[Opening DATA TO USE section]
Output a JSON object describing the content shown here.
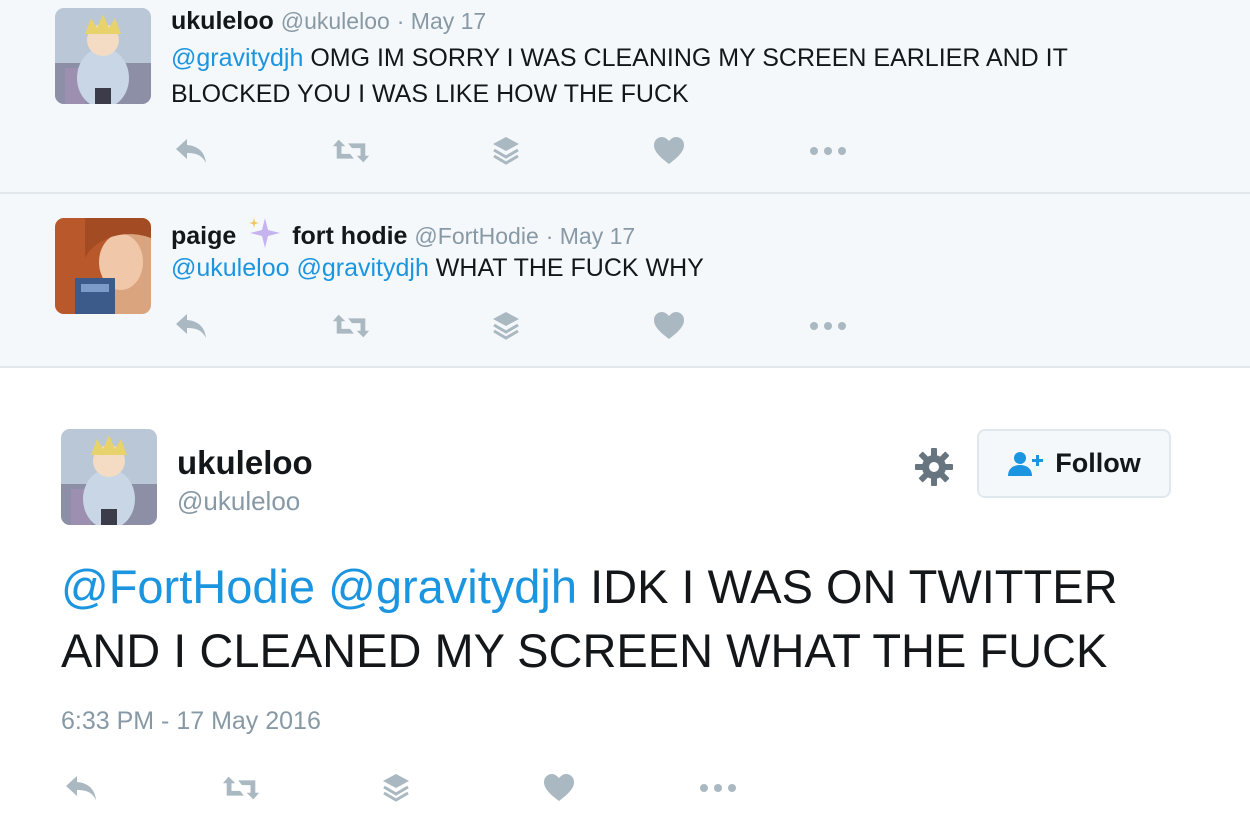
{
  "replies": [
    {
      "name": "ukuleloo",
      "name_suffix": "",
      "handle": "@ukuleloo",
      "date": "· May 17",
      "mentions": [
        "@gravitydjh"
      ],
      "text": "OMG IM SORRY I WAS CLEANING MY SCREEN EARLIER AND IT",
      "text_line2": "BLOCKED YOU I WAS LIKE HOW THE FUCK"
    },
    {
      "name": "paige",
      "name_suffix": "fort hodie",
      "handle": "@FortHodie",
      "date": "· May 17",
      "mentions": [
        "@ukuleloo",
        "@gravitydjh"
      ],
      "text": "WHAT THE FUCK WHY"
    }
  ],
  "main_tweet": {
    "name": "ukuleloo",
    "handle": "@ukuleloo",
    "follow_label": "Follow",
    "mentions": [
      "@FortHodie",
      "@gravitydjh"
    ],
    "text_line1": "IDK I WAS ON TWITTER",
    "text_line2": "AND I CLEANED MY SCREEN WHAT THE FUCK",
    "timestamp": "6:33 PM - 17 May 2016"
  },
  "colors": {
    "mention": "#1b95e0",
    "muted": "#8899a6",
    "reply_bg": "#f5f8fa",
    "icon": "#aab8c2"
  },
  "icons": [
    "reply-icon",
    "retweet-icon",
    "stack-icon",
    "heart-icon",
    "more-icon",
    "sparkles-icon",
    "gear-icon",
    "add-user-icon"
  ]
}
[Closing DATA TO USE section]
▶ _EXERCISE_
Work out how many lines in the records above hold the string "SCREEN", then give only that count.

▶ _SOLUTION FOR THIS TASK_
2